Without doubt, the module system (JPMS) is the most prominent feature of Java 9. But there are many other useful additions to the JDK, which have not been discussed as widely yet.
One of them is the new ToolProvider SPI, which defines a uniform way to invoke all the tools coming with the JDK (e.g. jar, jlink etc.) in a programmatic way.
E.g. imagine you’d like to create a JAR archive from within your Java application.
Before Java 9, you had two options to do so:
Start a separate process to run the jar binary
Find out which classes are used by the jar command internally and invoke them directly
Neither option is ideal.
The former incurs some overhead for forking an OS level process and it requires a bit of coding to locate the binary to execute in the Java home directory and to correctly capture any output of the forked process.
The second option doesn’t come with the disadvantages of forking a new process, but it requires knowledge about the implementation of the tool to execute.
So for instance in the case of the jar command, you’d have to know that java.util.jar.JarOutputStream is used to produce JAR files.
Hibernate Validator is not the only Bean Validation implementation out there, we have one (friendly) competitor called Apache BVal.
Apache BVal has not caught up with Bean Validation 2.0 yet but, as the last benchmark in the Bean Validation field is dated from 2010 (remember "Machete don’t text"?), I thought it was high time to revisit this benchmark and get some fresh numbers.
Especially with all the optimization work we made for 6.0.
As you can see, the Hibernate websites
(hibernate.org and in.relation.to)
just got a facelift!

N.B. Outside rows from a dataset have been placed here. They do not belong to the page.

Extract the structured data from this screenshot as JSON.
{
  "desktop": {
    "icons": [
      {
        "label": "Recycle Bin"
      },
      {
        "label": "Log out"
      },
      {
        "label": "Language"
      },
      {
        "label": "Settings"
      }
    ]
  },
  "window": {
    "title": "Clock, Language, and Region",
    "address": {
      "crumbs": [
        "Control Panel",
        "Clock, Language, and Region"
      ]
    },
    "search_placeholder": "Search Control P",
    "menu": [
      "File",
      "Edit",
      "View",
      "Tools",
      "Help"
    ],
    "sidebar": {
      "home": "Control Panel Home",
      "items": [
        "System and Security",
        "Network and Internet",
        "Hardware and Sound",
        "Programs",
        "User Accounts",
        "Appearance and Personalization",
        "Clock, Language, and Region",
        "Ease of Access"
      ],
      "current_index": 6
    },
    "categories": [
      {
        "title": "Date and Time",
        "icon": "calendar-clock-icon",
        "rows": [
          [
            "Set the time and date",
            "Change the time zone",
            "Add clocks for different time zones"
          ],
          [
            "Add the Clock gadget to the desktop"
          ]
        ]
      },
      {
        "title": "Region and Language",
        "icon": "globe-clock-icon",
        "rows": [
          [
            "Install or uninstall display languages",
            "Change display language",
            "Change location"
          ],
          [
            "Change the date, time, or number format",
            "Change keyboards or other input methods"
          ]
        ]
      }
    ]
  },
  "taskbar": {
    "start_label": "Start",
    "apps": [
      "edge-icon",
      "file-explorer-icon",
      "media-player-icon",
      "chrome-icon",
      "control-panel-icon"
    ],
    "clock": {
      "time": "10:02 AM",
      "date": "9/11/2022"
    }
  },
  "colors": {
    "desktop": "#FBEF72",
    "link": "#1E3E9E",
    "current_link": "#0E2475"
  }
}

We made them prettier than ever, but we also added more information
and made sure that you will find what you want even more easily than before.